W2, 1099, 1040; these numbers are a welcome sight to workers across the country who may have bills piling up. According to a new CareerBuilder survey, more than half (56%) of workers report they will use their tax return to pay off bills that have accumulated.

Tax returns can be a needed income boost for cash-strapped workers. Nearly eight-in-ten (78%) said they currently live paycheck to paycheck, up from 61% who said the same in May 2009. In addition, economic pressures have resulted in some workers downsizing their investments to help make ends meet. Nearly one-in-five (17%) report they reduced their 401 (k) contributions in the last year.

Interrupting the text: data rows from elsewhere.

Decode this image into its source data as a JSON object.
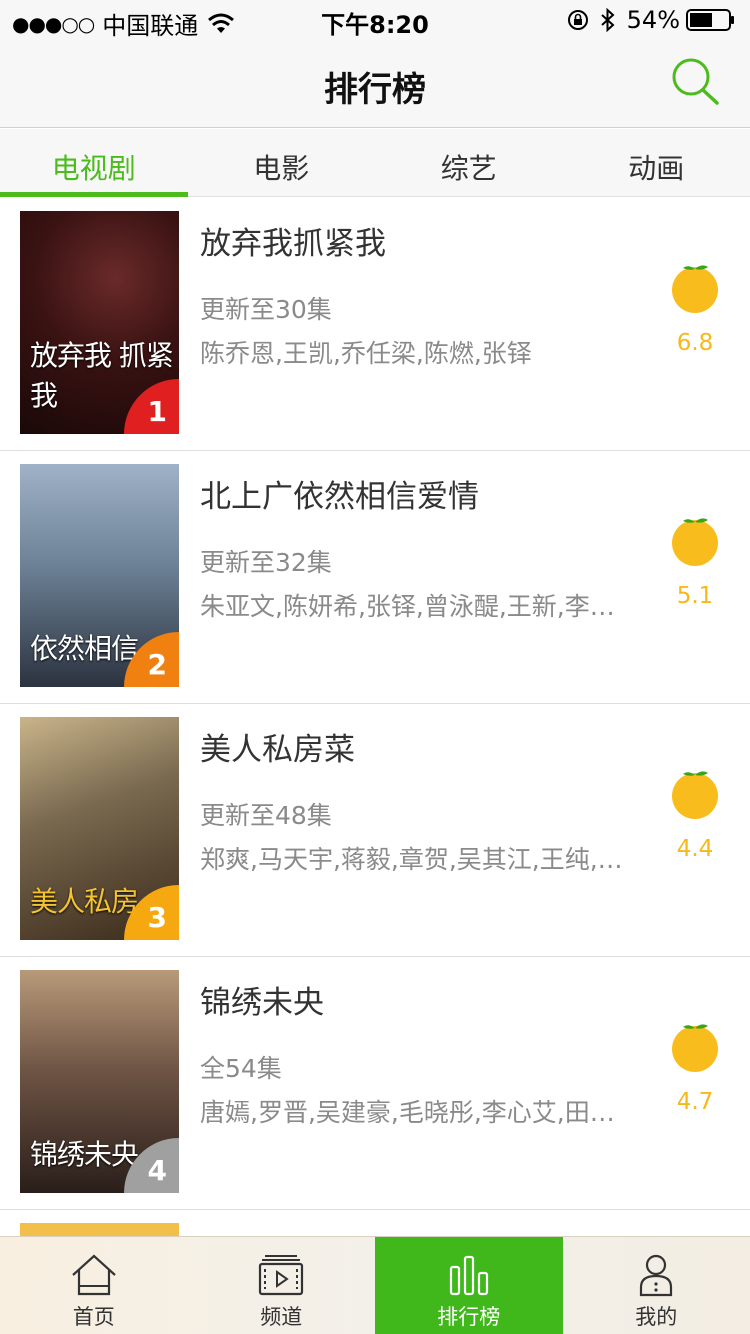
{
  "status_bar": {
    "signal": "●●●○○",
    "carrier": "中国联通",
    "time": "下午8:20",
    "battery": "54%"
  },
  "header": {
    "title": "排行榜"
  },
  "tabs": [
    {
      "label": "电视剧",
      "active": true
    },
    {
      "label": "电影",
      "active": false
    },
    {
      "label": "综艺",
      "active": false
    },
    {
      "label": "动画",
      "active": false
    }
  ],
  "items": [
    {
      "rank": "1",
      "title": "放弃我抓紧我",
      "episodes": "更新至30集",
      "cast": "陈乔恩,王凯,乔任梁,陈燃,张铎",
      "score": "6.8",
      "poster_text": "放弃我 抓紧我",
      "badge_color": "#e02020"
    },
    {
      "rank": "2",
      "title": "北上广依然相信爱情",
      "episodes": "更新至32集",
      "cast": "朱亚文,陈妍希,张铎,曾泳醍,王新,李…",
      "score": "5.1",
      "poster_text": "依然相信",
      "badge_color": "#f08010"
    },
    {
      "rank": "3",
      "title": "美人私房菜",
      "episodes": "更新至48集",
      "cast": "郑爽,马天宇,蒋毅,章贺,吴其江,王纯,…",
      "score": "4.4",
      "poster_text": "美人私房",
      "badge_color": "#f5a810"
    },
    {
      "rank": "4",
      "title": "锦绣未央",
      "episodes": "全54集",
      "cast": "唐嫣,罗晋,吴建豪,毛晓彤,李心艾,田…",
      "score": "4.7",
      "poster_text": "锦绣未央",
      "badge_color": "#a0a0a0"
    }
  ],
  "tab_bar": [
    {
      "label": "首页",
      "icon": "home-icon",
      "active": false
    },
    {
      "label": "频道",
      "icon": "channel-icon",
      "active": false
    },
    {
      "label": "排行榜",
      "icon": "ranking-icon",
      "active": true
    },
    {
      "label": "我的",
      "icon": "profile-icon",
      "active": false
    }
  ],
  "colors": {
    "accent": "#4bbb1d",
    "score": "#f7b819"
  }
}
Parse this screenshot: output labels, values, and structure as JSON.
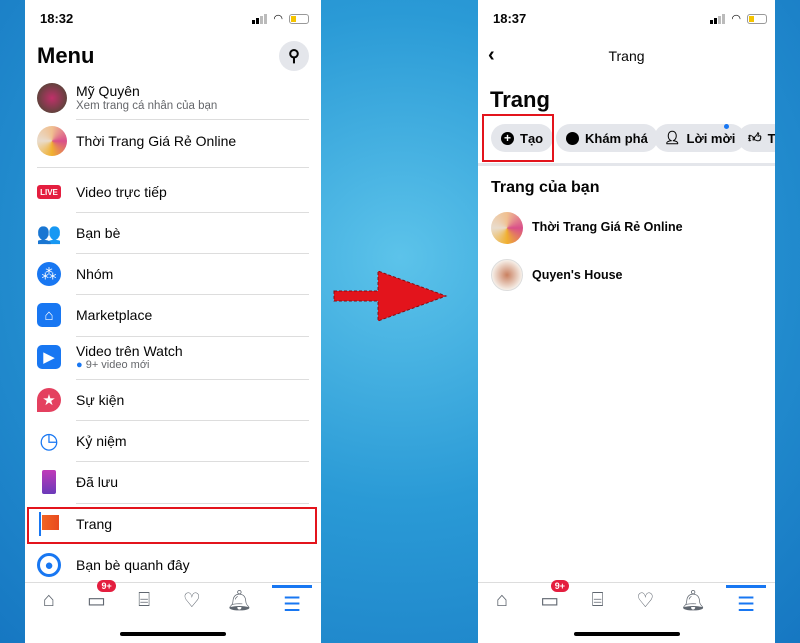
{
  "left_screen": {
    "time": "18:32",
    "title": "Menu",
    "profile": {
      "name": "Mỹ Quyên",
      "subtitle": "Xem trang cá nhân của bạn"
    },
    "page_shortcut": "Thời Trang Giá Rẻ Online",
    "items": [
      {
        "label": "Video trực tiếp",
        "icon": "live-icon",
        "icon_text": "LIVE",
        "color": "#e41e3f"
      },
      {
        "label": "Bạn bè",
        "icon": "friends-icon",
        "color": "#1877f2"
      },
      {
        "label": "Nhóm",
        "icon": "groups-icon",
        "color": "#1877f2"
      },
      {
        "label": "Marketplace",
        "icon": "marketplace-icon",
        "color": "#1877f2"
      },
      {
        "label": "Video trên Watch",
        "sub": "9+ video mới",
        "icon": "watch-icon",
        "color": "#1877f2"
      },
      {
        "label": "Sự kiện",
        "icon": "events-icon",
        "color": "#e4405f"
      },
      {
        "label": "Kỷ niệm",
        "icon": "memories-icon",
        "color": "#1877f2"
      },
      {
        "label": "Đã lưu",
        "icon": "saved-icon",
        "color": "#8a3ab9"
      },
      {
        "label": "Trang",
        "icon": "pages-flag-icon",
        "color": "#f26522"
      },
      {
        "label": "Bạn bè quanh đây",
        "icon": "nearby-friends-icon",
        "color": "#1877f2"
      }
    ],
    "highlighted": "Trang"
  },
  "right_screen": {
    "time": "18:37",
    "header": "Trang",
    "title": "Trang",
    "chips": [
      {
        "label": "Tạo",
        "icon": "plus-circle-icon"
      },
      {
        "label": "Khám phá",
        "icon": "discover-icon"
      },
      {
        "label": "Lời mời",
        "icon": "invite-icon"
      },
      {
        "label": "Tr",
        "icon": "like-icon"
      }
    ],
    "highlighted": "Tạo",
    "section": "Trang của bạn",
    "pages": [
      "Thời Trang Giá Rẻ Online",
      "Quyen's House"
    ]
  },
  "nav": {
    "badge": "9+",
    "active": "menu"
  },
  "colors": {
    "accent": "#1877f2",
    "highlight": "#e3141c",
    "arrow": "#e3141c"
  }
}
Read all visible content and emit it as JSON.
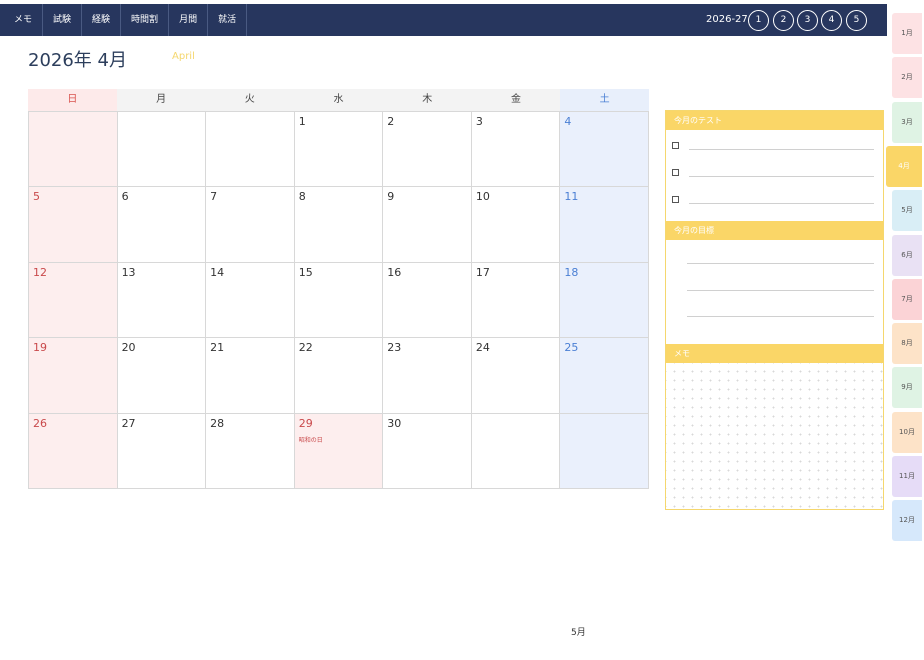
{
  "nav": {
    "items": [
      "メモ",
      "試験",
      "経験",
      "時間割",
      "月間",
      "就活"
    ],
    "year": "2026-27",
    "circles": [
      "1",
      "2",
      "3",
      "4",
      "5"
    ]
  },
  "header": {
    "title": "2026年 4月",
    "subtitle": "April"
  },
  "calendar": {
    "weekdays": [
      "日",
      "月",
      "火",
      "水",
      "木",
      "金",
      "土"
    ],
    "weeks": [
      [
        "",
        "",
        "",
        "1",
        "2",
        "3",
        "4"
      ],
      [
        "5",
        "6",
        "7",
        "8",
        "9",
        "10",
        "11"
      ],
      [
        "12",
        "13",
        "14",
        "15",
        "16",
        "17",
        "18"
      ],
      [
        "19",
        "20",
        "21",
        "22",
        "23",
        "24",
        "25"
      ],
      [
        "26",
        "27",
        "28",
        "29",
        "30",
        "",
        ""
      ]
    ],
    "holiday": {
      "day": "29",
      "name": "昭和の日"
    }
  },
  "side": {
    "test_title": "今月のテスト",
    "test_checkbox": "☐",
    "goal_title": "今月の目標",
    "memo_title": "メモ"
  },
  "month_tabs": [
    {
      "label": "1月",
      "color": "#fde2e4"
    },
    {
      "label": "2月",
      "color": "#fde2e4"
    },
    {
      "label": "3月",
      "color": "#dff3e4"
    },
    {
      "label": "4月",
      "color": "#fad667",
      "active": true
    },
    {
      "label": "5月",
      "color": "#d9eef6"
    },
    {
      "label": "6月",
      "color": "#e9e1f4"
    },
    {
      "label": "7月",
      "color": "#fbd3d6"
    },
    {
      "label": "8月",
      "color": "#fde3c8"
    },
    {
      "label": "9月",
      "color": "#dff3e4"
    },
    {
      "label": "10月",
      "color": "#fde3c8"
    },
    {
      "label": "11月",
      "color": "#e6dcf7"
    },
    {
      "label": "12月",
      "color": "#d6e8fb"
    }
  ],
  "footer": {
    "next_month": "5月"
  },
  "colors": {
    "nav_bg": "#27365e",
    "accent": "#fad667",
    "sunday": "#c9494b",
    "saturday": "#4a7fd4"
  }
}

“Workers’ wallets are still feeling the ripple effects of the past year,” said Rosemary Haefner, vice president of human resources for CareerBuilder. “In addition to scaling back their investments and cutting back on expenses, workers are using their tax returns to help supplement their incomes. Our survey indicates that more workers plan to spend their refunds on everyday expenses than on savings or other items.”

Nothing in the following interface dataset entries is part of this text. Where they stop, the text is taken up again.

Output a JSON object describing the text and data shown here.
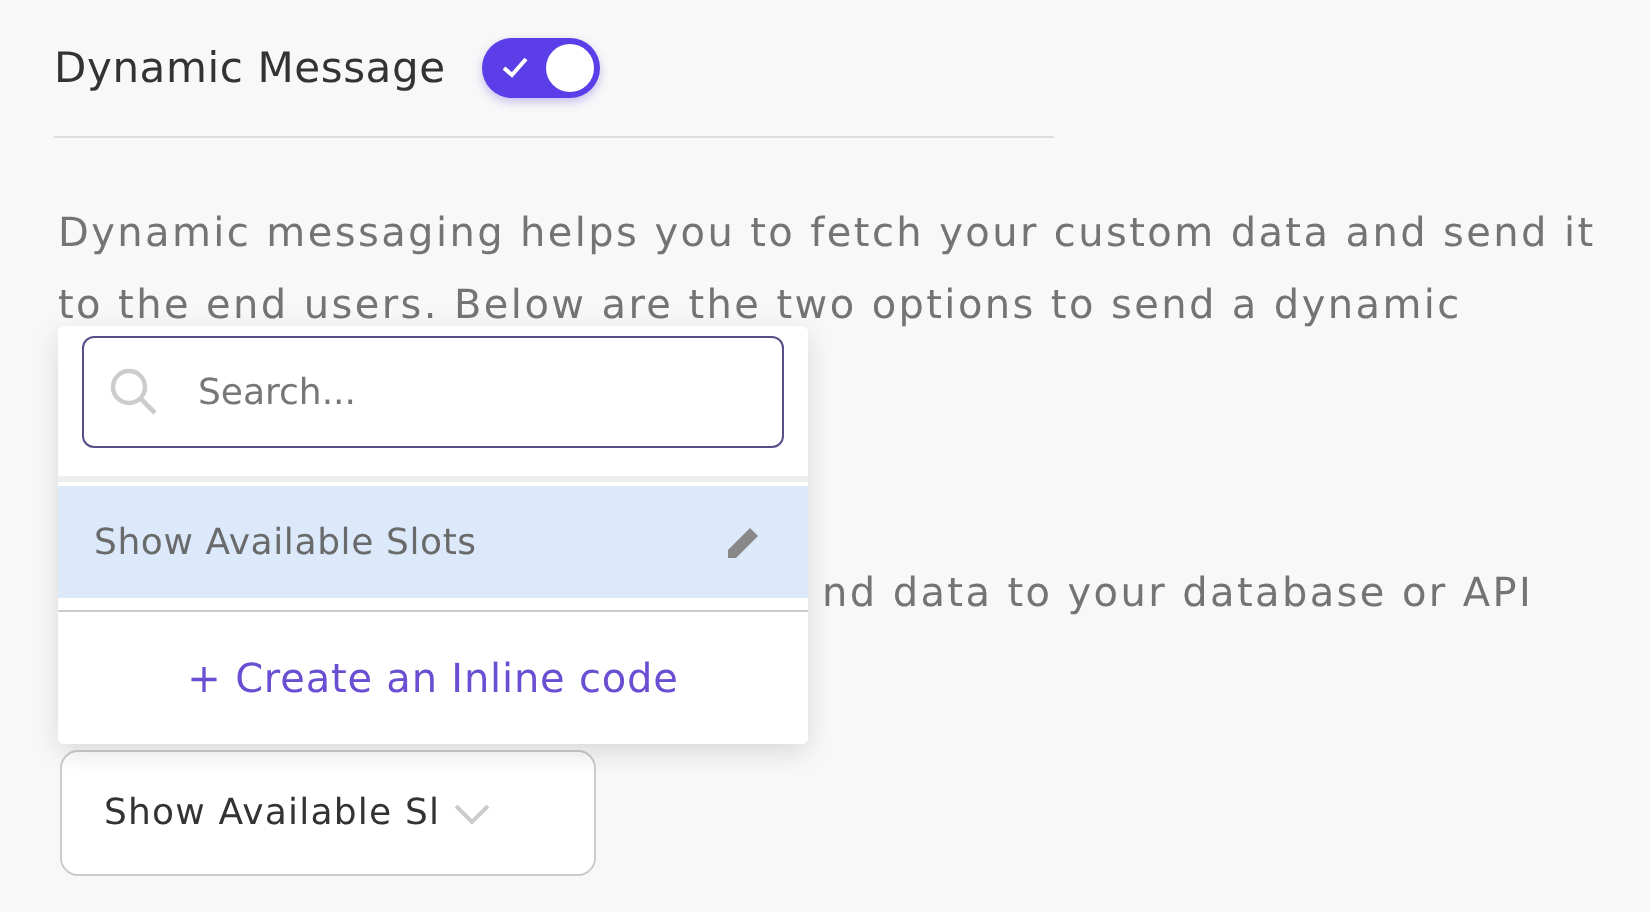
{
  "header": {
    "title": "Dynamic Message",
    "toggle": {
      "on": true
    }
  },
  "description_lines": [
    "Dynamic messaging helps you to fetch your custom data and send it",
    "to the end users. Below are the two options to send a dynamic"
  ],
  "partial_line": "nd data to your database or API",
  "select": {
    "value": "Show Available Sl"
  },
  "dropdown": {
    "search": {
      "placeholder": "Search..."
    },
    "options": [
      {
        "label": "Show Available Slots",
        "selected": true
      }
    ],
    "create_action": "+ Create an Inline code"
  }
}
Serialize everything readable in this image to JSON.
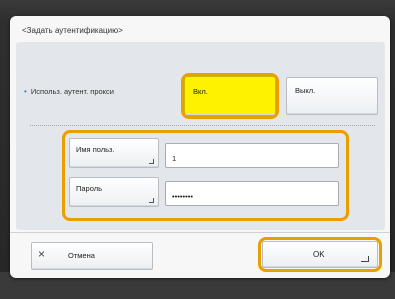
{
  "dialog": {
    "title": "<Задать аутентификацию>"
  },
  "proxy_auth": {
    "label": "Использ. аутент. прокси",
    "on_label": "Вкл.",
    "off_label": "Выкл.",
    "selected": "Вкл."
  },
  "credentials": {
    "user_button_label": "Имя польз.",
    "user_value": "1",
    "password_button_label": "Пароль",
    "password_value": "••••••••"
  },
  "footer": {
    "cancel_label": "Отмена",
    "ok_label": "OK"
  },
  "colors": {
    "highlight": "#e8a000",
    "selected_button": "#fff200",
    "bullet": "#3c7bd8"
  },
  "icons": {
    "cancel": "close-icon",
    "ok": "enter-icon",
    "field_corner": "corner-arrow-icon"
  }
}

While many workers indicated that they will use their tax returns to tackle bills, others said they will use their refunds for the following:

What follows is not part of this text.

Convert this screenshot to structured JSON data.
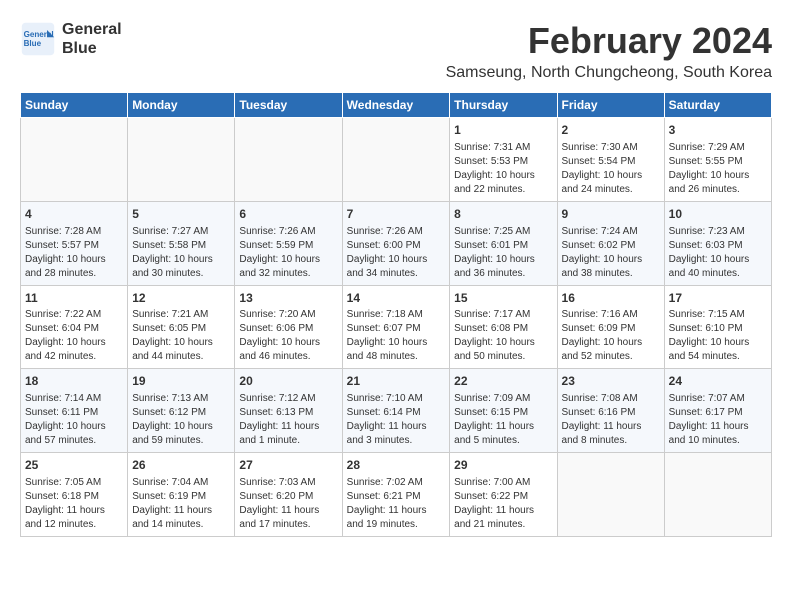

  • Put into savings – 34%
  • Make home improvements – 12%
  • Go on vacation – 11%
  • Pay back money I owe to people – 8%
  • Invest it – 7%
  • Buy a car – 2%

Only 7% Will Use Tax Refunds on ‘Fun’ Activities

In another study released by Bankrate, Inc. results show that, with economic uncertainty still lingering, many Americans plan to use their tax refunds in a fiscally conservative fashion, with 84% intending to pay down debt, save or invest, or use it for everyday necessities. Among the findings:

  • 55% of Americans polled expect to get, or have received, a tax refund this year while 24% expect to owe
  • While 84% plan on using their money to pay down debt, save, invest, or use the refund for everyday necessities, only 7% plan on using their money on “fun” activities like shopping or taking a vacation
  • Within that 84% of fiscally conservative Americans, 30% intend to pay down debt, 28% say they will save or invest, and 26% anticipate spending their refund on food or utility bills
  • While just 3% of those getting a refund took a refund anticipation loan, among people with incomes under $30,000 that number is doubled at 6%
  • Only 19% of Americans plan to adjust their paycheck withholding to avoid a big refund next year while 71% plan on keeping their withholding the same
  • Among those who anticipate owing money, 63% plan on paying their taxes straight from their bank accounts.  Only 6% anticipate borrowing money to pay off their tax bill
  • Additionally within those who owe money, 17% plan on setting up an installment plan with the IRS.  But be warned, setting up a plan with the IRS includes interest, late fees, and a user fee to begin installment payments.

Source: CareerBuilder, 4/6/10; Bankrate, Inc., 4/5/10